Manitou Rapids poet publishes first book

“We wrapped your memories for you in safe bundles
Throughout the land of Anishinaabe Akiing
Ancestors leading us home . . .”
—“Migrations,” Al Hunter
Al Hunter’s book, “Spirit Horses” is hot off the presses. It’s so new, in fact, that Hunter himself has only a few copies.
The poems discuss the changing landscape through the seasons, as well as relationships. Titles include “Equinox II,” “Seven Horses,” and “Legacies.”
His poetry has been published in many journals and anthologies, including “Canadian Literature” and “Days of Obsidian, Days of Grace, Poetry and Prose,” but this is his first book.
Now 44, his first poem ever published was in the Rainy River Record when he was just 10 years old.

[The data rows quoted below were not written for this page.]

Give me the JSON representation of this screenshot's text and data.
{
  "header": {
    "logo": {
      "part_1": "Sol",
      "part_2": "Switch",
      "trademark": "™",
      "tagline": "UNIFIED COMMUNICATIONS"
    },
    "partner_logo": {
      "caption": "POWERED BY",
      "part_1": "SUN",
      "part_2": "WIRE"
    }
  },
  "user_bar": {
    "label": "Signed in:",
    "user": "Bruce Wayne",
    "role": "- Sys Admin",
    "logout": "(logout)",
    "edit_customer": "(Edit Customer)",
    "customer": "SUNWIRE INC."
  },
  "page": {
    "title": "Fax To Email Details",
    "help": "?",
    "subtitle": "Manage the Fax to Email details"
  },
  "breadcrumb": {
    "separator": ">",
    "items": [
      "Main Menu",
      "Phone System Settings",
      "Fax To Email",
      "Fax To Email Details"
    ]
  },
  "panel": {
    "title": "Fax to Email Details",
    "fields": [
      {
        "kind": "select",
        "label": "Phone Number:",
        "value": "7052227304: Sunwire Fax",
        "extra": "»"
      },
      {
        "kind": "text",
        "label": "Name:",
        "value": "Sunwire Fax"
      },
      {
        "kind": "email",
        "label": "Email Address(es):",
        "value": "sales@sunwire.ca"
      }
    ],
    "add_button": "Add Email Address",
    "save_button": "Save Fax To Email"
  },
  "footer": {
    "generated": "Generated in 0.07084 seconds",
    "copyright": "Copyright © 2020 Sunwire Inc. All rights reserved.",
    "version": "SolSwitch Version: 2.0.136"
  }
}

In the summer of 2000, he and his wife, Sandra Indian, led “A Walk to Remember”—a 1,200-mile sacred journey around Lake Superior—“to bring forth community visions of protecting the air, land, and water for the Seven Generations yet to come.”
His love and respect for the environment is displayed in many of his poems.
“We wanted to bring people’s attention to the sanctity of water and dwindling resources, and wanted to find out why people live near the water,” Hunter recalled.
Renowned aboriginal writer Louise Erdrich was quoted on the book jacket: “Al Hunter’s poems are healing songs for the earth and the human spirit. For the sake of the moon, for the sake of our hearts, I am glad he is writing.”
Hunter was modest about Erdrich’s praise. “She’s been really good to me,” he said.
He’s a community worker with Rainy River First Nations, but said he’s a writer first and foremost.
“I used to get up really early and write about whatever was in my visual sphere,” he recounted. “I think we’re so inseparably tied to the natural world. I wanted to recreate it in my writing.
“I see each poem as a ‘Spirit Horse,’” he added. “I wanted to have a theme, a metaphor, throughout the book.”
Hunter’s understanding of nature and the environment was self-taught through observation, he explained. He attended university in Minnesota, studying liberal arts, which he said helped him learn about the technical part of writing—and taught him about many poets and writers.
Many of his poems are open to interpretation, and Hunter likes it that way. “I’m not here to proselytize,” he stressed, adding the reader doesn’t have to choose an outlook nor will he tell a reader what the poem was about.
Hunter said his publisher, Kegedonce, has been wonderful to work. “Kegedonce let me choose the sequence of the poems,” he noted—something almost unheard of in the industry.
Kegedonce also allowed him to choose his own illustrator, Leo Yerxa, another rarity in publishing, especially for a new author. Yerxa is from Couchiching originally but now lives in Ottawa.
There will be a book signing at Northwoods Gallery and Gifts on Scott Street on April 27. He’ll also be at Chapters in Thunder Bay the previous day. His book only is available online for now at www.kegedonce.com
Hunter is now working on his second book.